My friends told their stories of running into a bear, whether it be hiking in the middle of the day or walking home at night. I would refuse to walk the short distance from work to my house after getting let out at midnight. I would beg friends for rides if my dad had already fallen asleep, but even so, I often ended up walking. I did my best to avoid any situation where I would run into a bear, but I wasn’t completely successful.
I had been babysitting a boy who lived up the road from me. Because it was such a short distance from my house to theirs, the dad walked me home instead of driving. We were walking, talking about his kid, when we passed under a tree. The night before us was made pitch black from the shadow of the moon, and we heard a twig snap. Immediately our attention was drawn upwards from focusing on the road in front of us. Not even five feet away I could barely see the silhouette of a bear. He was huge, bigger than I expected. I am certain he was taller than me, even when standing on all fours. He didn’t even look at us.

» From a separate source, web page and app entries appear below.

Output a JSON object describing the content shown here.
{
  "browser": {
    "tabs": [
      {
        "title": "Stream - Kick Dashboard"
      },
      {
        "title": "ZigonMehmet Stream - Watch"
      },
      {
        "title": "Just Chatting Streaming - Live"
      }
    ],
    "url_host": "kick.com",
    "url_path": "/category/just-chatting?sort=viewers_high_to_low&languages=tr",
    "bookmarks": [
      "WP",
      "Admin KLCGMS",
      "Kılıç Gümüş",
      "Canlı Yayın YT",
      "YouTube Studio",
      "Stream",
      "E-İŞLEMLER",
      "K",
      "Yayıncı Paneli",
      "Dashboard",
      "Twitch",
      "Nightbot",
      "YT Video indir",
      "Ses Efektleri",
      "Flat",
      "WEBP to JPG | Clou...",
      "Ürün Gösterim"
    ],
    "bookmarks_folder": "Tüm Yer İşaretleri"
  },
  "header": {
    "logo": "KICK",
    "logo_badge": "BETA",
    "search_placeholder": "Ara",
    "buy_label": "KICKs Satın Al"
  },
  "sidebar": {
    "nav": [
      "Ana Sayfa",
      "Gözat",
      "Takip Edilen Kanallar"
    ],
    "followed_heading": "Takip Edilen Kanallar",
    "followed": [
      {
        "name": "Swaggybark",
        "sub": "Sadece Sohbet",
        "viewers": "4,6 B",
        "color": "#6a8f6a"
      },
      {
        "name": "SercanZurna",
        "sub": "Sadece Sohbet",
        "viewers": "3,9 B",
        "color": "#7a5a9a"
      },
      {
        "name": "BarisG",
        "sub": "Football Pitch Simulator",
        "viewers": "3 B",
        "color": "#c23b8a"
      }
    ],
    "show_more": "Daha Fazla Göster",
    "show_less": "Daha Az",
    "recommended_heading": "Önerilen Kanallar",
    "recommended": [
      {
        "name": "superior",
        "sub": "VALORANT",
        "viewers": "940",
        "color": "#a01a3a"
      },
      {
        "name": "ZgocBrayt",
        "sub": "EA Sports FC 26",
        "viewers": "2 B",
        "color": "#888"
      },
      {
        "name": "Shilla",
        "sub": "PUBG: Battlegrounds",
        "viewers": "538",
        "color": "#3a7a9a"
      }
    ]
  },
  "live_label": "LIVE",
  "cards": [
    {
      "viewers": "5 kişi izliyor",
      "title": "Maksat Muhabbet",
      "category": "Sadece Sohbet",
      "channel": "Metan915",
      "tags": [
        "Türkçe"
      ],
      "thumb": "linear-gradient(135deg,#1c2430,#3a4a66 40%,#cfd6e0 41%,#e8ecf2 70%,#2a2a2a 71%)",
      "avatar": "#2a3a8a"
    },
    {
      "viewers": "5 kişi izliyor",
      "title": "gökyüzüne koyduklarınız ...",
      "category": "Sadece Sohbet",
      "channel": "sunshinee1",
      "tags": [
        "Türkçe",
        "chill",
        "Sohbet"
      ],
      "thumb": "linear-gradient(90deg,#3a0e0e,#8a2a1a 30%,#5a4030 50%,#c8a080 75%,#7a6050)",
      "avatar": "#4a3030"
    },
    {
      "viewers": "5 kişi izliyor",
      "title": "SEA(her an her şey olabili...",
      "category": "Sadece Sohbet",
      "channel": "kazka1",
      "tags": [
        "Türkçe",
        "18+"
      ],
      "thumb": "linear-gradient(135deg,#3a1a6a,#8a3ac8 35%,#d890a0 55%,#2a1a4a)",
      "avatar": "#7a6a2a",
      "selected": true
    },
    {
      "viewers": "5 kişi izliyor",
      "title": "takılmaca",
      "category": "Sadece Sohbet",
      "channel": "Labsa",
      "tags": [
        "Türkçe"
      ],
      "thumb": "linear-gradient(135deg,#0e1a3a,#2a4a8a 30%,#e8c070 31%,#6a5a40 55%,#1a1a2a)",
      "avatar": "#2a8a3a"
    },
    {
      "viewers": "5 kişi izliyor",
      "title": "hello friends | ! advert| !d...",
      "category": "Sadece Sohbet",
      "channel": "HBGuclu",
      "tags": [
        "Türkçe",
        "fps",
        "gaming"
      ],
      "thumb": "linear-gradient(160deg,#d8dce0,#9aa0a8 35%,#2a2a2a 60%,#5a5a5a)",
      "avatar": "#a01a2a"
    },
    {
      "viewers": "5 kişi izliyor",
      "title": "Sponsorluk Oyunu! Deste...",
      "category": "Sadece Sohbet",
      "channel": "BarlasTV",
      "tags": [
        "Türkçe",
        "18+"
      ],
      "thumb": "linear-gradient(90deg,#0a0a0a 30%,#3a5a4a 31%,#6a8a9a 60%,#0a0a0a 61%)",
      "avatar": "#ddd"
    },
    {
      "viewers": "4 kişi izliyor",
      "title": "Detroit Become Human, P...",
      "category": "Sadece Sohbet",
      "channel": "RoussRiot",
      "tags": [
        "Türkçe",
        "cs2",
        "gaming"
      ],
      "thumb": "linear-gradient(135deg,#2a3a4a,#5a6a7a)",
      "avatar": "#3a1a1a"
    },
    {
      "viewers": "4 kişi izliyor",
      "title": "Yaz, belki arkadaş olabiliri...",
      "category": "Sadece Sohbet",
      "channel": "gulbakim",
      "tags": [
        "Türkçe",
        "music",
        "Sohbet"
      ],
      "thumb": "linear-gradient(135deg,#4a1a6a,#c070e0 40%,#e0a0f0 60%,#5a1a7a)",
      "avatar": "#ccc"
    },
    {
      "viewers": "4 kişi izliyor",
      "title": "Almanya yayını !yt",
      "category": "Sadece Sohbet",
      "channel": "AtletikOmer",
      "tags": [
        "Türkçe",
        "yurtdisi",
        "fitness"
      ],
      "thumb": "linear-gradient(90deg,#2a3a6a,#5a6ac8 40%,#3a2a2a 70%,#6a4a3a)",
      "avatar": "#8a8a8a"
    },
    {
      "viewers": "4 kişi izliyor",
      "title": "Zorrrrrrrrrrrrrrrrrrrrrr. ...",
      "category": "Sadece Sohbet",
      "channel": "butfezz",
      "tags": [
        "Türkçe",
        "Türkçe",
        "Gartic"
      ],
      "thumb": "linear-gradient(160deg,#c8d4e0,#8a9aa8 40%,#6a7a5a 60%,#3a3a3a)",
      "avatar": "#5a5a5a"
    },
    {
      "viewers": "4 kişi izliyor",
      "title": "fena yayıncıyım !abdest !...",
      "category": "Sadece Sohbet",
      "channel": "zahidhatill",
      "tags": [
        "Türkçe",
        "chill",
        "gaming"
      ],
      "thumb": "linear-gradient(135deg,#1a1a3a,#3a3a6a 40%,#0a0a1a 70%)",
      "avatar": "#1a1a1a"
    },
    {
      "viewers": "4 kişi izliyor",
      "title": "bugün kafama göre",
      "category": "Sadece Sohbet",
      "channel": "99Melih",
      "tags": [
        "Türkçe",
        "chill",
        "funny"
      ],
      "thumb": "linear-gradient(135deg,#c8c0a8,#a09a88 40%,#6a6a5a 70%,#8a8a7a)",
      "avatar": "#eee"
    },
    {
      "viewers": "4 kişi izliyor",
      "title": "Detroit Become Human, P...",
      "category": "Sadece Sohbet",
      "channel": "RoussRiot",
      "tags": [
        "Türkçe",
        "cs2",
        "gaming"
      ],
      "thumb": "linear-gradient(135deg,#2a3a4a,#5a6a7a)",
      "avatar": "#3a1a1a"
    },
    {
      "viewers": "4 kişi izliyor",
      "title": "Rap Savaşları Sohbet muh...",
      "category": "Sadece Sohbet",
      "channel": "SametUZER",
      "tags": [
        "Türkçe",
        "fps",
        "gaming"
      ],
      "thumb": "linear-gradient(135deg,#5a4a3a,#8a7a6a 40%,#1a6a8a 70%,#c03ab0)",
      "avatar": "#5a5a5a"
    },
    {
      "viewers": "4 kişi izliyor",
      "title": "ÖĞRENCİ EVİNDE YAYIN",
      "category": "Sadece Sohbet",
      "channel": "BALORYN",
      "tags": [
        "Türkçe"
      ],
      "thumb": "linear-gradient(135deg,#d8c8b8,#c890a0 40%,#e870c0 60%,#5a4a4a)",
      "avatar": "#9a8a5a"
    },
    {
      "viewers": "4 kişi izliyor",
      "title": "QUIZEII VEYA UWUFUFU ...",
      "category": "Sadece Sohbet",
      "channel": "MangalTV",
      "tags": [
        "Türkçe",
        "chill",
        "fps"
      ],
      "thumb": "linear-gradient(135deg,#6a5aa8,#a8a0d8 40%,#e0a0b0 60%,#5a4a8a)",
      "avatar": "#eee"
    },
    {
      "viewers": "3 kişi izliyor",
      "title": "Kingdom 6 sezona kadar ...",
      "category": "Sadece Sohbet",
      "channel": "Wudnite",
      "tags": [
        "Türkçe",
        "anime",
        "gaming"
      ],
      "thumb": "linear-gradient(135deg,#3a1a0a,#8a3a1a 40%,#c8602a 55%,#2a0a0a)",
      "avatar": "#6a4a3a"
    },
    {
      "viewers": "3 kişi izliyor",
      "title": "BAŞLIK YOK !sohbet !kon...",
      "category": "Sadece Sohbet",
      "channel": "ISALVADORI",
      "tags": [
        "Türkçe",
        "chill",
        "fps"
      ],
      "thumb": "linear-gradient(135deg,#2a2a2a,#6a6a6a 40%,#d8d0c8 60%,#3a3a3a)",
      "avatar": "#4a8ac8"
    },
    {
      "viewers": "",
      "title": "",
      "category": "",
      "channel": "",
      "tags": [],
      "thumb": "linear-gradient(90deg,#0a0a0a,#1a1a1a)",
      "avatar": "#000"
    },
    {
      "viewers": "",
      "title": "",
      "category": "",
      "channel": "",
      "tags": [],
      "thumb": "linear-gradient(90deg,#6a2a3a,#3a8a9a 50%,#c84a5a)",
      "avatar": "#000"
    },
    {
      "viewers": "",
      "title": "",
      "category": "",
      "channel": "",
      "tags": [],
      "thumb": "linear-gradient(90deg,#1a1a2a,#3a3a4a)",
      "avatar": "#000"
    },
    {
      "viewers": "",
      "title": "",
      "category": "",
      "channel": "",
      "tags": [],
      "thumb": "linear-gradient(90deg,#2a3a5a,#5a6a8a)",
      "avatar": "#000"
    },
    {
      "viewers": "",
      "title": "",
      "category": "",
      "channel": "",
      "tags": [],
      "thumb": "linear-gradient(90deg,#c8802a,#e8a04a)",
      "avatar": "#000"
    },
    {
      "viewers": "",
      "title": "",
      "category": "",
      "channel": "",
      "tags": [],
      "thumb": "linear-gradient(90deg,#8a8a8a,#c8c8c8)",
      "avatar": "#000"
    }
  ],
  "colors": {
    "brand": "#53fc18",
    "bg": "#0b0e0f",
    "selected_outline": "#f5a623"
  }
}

Surprised out of our minds the dad and I jumped to the other side of the road. As soon as we were out from under the shadow of the tree we could no longer see him. He had the perfect camouflage. We continued the short way to my house, where I practically ran inside.
What struck me was that had it not been for that twig, an insignificant object we pass by on a daily basis without second thought, we would never have seen the bear. We would have walked right into him. Even though we were scared out of our minds, and stood on the other side of the road scarcely daring to breathe, the bear never even looked at us. We were as insignificant to him as a rabbit.
After that, I would absolutely refuse to walk home. If my friends hadn’t driven, I would call my house repeatedly until my dad woke up and drove the seven blocks to come get me. Seeing the bear, taller than me even when he wasn’t standing up, absolutely undetectable had it not been for that one twig, made me realize just how powerful those animals are. It is a beautiful sort of power though. Being so dark one can blend into the night, so silent that one can go unnoticed until someone has walked into you, and so huge that even the bravest person would follow their instinct of flight. To me there is nothing more majestic.